Progress: Third day: 300: 325 min, 80.2 overs. New ball: Taken after 81 overs at 302-4. 350: 364 min, 88.3 overs. Rain stopped play: 12.57pm. Close: 373-5 (Elliott 164, Healy 27) 95.2 overs. Fourth day: 400: 422 min, 102 overs. 450: 462 min, 110.4 overs. 500: 512 min, 122.4 overs. Declaration at lunch.

Elliott 50: 114 min, 95 balls, 7 fours, 1 six. 100: 185 min, 156 balls, 14 fours, 2 sixes. 150: 356 min, 284 balls, 18 fours, 3 sixes.

Ponting 50: 118 min, 81 balls, 8 fours. 100: 227 min, 165 balls, 14 fours, 1 six.

Reiffel 50: 89 min, 61 balls, 5 fours.

ENGLAND - Second innings

M A Butcher c Healy b McGrath 19

(20 min, 18 balls, 3 fours)

*M A Atherton c Warne b McGrath 2

(27 min, 13 balls)

A J Stewart b Reiffel 16

(41 min, 30 balls, 3 fours)

N Hussain not out 101

(235 min, 166 balls, 13 fours, 1 five)

G P Thorpe c M E Waugh b Gillespie 15

(40 min, 30 balls, 1 four)

J P Crawley not out 48

(159 min, 129 balls, 8 fours)

Extras (b4, lb1, nb6) 11
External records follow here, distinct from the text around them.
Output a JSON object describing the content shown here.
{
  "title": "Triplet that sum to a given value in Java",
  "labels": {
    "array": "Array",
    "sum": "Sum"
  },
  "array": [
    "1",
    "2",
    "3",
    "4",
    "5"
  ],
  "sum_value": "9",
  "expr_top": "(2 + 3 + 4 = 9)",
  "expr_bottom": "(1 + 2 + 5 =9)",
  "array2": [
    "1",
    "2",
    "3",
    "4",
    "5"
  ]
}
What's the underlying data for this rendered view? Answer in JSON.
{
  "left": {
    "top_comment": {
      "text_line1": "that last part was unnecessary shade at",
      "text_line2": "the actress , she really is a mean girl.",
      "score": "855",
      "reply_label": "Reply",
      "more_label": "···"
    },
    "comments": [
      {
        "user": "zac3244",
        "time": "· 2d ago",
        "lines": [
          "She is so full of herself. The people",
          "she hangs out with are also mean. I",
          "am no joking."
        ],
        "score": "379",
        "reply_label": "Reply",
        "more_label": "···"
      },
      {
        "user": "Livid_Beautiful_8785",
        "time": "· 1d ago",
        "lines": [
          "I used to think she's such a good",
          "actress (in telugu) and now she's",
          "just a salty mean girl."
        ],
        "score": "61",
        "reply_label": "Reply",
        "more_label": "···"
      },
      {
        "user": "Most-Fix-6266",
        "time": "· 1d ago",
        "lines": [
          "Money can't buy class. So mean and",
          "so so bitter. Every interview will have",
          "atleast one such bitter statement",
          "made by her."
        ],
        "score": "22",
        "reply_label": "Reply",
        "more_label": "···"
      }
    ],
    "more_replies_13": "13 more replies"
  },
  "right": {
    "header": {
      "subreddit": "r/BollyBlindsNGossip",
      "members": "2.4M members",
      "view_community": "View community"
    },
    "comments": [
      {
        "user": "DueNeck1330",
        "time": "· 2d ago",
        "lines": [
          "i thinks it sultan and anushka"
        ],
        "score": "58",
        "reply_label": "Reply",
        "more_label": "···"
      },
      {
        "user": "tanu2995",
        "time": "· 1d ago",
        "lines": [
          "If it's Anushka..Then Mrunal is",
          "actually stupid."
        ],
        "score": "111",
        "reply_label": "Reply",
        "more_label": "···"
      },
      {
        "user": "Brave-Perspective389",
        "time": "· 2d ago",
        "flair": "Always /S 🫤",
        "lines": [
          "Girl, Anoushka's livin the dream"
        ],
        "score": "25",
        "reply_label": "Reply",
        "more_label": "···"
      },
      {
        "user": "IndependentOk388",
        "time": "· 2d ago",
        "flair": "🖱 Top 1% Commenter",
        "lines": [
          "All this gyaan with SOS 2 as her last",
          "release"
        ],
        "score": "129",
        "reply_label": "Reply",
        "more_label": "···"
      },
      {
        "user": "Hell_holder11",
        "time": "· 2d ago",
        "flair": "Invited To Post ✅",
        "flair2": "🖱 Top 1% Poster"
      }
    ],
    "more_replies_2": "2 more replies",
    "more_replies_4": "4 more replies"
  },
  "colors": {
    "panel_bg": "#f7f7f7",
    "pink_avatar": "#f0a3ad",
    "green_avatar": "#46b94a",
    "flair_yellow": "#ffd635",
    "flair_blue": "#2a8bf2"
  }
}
Total (for 4, 263 min, 63 overs) 212

Fall: 1-23 (Butcher), 2-28 (Atherton), 3-57 (Stewart), 4-89 (Thorpe).

Bowling: McGrath 18-4-72-2 (nb2) (7-1-37-2, 2-0-6-0, 6-2-24-0, 3-1-5- 0); Reiffel 16-1-39-1 (nb4) (9-0-22-1, 4-0-12-0, 3-1-5-0); Gillespie 13- 3-51-1 (7-1-29-1, 6-2-22-0); Warne 12-3-34-0 (nb1) (9-2-25-0, 3-1-9-0); S R Waugh 4-1-11-0 (nb1) (one spell).

Progress: 50: 47 min, 10.3 overs. 100: 121 min, 26.5 overs. Tea: 102- 4 (Hussain 38, Crawley 6) 27 overs. 150: 184 min, 43.2 overs. 200: 250 min, 59.5 overs.

Hussain 50: 118 min, 79 balls, 5 fours, 1 five. 100: 226 min, 164 balls, 13 fours, 1 five.

Umpires: M J Kitchen (Eng) and C J Mitchley (SA).